[Stored data entries]
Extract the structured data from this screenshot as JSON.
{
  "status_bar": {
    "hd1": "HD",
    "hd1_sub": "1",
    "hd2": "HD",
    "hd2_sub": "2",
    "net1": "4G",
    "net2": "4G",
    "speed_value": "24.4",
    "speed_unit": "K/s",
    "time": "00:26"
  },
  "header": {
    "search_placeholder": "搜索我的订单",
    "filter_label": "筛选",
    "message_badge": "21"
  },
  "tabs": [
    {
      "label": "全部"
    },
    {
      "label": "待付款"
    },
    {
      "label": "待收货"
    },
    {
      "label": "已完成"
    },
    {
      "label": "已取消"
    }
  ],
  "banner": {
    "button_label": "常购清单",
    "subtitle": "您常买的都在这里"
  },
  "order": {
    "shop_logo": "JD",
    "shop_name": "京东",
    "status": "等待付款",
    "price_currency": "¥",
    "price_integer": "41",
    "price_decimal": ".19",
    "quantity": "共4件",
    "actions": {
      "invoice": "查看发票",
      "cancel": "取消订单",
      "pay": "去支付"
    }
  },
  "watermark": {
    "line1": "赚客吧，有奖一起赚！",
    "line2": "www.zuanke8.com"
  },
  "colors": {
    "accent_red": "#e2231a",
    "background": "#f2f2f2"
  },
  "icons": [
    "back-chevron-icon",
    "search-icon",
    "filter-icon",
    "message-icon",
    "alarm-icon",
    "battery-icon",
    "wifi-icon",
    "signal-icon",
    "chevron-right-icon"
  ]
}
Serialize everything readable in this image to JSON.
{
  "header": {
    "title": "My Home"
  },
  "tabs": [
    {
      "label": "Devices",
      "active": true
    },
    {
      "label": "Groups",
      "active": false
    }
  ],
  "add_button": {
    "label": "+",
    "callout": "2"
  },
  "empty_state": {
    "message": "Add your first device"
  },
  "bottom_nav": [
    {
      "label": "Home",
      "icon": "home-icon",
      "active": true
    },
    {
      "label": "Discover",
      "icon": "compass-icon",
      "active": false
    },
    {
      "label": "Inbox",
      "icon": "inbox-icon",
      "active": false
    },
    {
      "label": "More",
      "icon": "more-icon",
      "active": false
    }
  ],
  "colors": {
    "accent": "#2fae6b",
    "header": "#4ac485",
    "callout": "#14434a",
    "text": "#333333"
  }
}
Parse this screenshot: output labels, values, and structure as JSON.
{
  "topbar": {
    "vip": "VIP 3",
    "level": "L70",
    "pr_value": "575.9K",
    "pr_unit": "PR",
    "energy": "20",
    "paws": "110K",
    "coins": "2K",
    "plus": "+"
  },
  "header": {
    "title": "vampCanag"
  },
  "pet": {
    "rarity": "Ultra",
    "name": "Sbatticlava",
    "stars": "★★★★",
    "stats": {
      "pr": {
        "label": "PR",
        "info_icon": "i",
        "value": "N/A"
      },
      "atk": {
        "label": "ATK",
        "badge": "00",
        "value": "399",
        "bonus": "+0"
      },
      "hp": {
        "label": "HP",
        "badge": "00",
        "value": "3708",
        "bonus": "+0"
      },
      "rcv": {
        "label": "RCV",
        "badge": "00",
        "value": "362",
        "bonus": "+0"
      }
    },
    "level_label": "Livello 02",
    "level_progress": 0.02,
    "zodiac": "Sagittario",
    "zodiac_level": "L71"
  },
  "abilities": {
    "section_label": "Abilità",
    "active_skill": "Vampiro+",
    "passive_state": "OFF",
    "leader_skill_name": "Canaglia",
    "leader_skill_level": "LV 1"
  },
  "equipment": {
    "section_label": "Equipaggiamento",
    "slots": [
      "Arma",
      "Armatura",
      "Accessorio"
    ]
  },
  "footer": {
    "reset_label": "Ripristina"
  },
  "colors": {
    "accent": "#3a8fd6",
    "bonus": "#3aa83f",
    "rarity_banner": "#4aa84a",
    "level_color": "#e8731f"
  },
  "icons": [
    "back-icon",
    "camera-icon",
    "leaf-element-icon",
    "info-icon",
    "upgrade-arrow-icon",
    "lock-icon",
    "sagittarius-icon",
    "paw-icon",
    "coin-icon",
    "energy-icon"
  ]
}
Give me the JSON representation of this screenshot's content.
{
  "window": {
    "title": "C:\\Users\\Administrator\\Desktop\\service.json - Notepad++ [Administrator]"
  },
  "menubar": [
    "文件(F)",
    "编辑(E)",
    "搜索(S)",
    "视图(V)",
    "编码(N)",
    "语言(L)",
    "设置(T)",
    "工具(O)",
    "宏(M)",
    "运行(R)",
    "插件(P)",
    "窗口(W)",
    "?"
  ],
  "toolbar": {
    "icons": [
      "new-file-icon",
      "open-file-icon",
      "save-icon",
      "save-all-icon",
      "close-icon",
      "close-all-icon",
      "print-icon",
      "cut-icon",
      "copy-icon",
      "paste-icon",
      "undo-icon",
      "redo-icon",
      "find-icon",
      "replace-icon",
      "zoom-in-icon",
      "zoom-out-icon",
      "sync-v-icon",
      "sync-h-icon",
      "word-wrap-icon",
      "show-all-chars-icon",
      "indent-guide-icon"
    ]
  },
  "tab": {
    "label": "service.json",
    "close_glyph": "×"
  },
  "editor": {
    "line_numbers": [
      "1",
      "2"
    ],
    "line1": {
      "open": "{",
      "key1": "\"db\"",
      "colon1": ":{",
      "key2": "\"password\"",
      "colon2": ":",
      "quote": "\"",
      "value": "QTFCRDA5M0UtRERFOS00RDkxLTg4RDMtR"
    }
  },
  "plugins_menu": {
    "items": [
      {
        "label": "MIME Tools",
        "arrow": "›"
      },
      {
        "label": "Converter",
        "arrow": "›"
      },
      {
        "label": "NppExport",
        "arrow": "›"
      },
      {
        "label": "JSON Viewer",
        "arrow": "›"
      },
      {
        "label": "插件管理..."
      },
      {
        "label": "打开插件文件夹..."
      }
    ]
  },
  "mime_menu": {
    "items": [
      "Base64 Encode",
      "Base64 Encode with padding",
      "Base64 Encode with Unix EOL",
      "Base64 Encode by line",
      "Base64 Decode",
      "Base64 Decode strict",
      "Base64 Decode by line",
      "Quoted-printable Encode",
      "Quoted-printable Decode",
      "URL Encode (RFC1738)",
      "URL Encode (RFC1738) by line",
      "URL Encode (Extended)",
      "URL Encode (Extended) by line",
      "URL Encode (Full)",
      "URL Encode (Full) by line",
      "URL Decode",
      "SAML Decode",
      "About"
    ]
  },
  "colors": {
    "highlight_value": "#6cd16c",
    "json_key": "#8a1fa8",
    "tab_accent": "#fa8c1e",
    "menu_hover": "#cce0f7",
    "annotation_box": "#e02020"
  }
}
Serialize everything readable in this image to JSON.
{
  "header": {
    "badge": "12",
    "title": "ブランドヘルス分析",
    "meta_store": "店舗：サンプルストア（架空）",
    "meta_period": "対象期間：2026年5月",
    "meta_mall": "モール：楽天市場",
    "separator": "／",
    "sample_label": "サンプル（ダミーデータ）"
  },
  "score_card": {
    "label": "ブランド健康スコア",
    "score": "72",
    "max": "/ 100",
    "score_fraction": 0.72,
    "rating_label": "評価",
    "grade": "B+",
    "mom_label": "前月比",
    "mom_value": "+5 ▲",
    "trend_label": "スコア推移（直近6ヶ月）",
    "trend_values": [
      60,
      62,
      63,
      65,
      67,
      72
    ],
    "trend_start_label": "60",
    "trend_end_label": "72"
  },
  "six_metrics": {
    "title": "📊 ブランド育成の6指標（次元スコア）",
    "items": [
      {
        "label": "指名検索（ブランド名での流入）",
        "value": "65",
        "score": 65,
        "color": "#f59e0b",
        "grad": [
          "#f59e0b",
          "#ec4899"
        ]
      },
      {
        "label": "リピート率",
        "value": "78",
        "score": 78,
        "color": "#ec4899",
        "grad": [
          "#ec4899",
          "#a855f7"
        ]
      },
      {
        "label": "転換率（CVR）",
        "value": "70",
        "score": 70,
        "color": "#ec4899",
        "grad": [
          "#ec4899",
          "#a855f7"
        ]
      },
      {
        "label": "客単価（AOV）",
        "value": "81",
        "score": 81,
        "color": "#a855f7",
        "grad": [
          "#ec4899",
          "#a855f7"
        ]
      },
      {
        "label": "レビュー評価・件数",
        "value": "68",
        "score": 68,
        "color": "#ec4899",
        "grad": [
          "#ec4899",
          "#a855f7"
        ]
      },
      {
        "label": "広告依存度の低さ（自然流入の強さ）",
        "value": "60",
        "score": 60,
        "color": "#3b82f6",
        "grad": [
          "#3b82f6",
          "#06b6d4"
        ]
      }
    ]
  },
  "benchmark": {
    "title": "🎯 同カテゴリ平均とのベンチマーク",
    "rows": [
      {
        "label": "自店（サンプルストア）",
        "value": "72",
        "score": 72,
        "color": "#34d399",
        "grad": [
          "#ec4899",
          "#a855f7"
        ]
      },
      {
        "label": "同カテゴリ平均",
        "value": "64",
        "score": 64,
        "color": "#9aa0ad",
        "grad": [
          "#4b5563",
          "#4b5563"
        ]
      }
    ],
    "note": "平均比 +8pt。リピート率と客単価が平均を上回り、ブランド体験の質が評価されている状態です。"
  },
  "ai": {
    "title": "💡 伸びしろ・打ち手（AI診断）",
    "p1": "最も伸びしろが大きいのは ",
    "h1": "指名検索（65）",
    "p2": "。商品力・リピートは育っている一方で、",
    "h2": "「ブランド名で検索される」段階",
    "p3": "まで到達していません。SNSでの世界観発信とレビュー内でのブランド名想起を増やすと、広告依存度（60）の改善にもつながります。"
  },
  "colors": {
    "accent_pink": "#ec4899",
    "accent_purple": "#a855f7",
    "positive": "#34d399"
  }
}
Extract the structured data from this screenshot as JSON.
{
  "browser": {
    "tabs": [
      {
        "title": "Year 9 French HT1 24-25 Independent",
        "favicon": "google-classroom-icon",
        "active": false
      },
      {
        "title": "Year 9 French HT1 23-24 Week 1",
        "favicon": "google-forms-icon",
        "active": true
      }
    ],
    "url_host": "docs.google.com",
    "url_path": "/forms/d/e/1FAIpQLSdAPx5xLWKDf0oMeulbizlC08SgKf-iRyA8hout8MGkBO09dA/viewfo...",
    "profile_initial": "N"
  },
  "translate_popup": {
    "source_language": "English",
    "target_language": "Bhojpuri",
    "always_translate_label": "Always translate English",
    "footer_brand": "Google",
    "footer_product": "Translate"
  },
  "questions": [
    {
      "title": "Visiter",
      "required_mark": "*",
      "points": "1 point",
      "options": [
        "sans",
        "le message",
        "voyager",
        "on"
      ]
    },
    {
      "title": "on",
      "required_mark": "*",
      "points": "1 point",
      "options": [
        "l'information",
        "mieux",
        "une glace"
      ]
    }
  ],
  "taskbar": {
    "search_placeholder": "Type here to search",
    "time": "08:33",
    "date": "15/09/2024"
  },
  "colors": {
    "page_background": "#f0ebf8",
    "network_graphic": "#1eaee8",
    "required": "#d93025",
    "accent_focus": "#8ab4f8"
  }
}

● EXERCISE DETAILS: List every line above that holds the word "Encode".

● ANSWER TO THE EXERCISE:
      "Base64 Encode",
      "Base64 Encode with padding",
      "Base64 Encode with Unix EOL",
      "Base64 Encode by line",
      "Quoted-printable Encode",
      "URL Encode (RFC1738)",
      "URL Encode (RFC1738) by line",
      "URL Encode (Extended)",
      "URL Encode (Extended) by line",
      "URL Encode (Full)",
      "URL Encode (Full) by line",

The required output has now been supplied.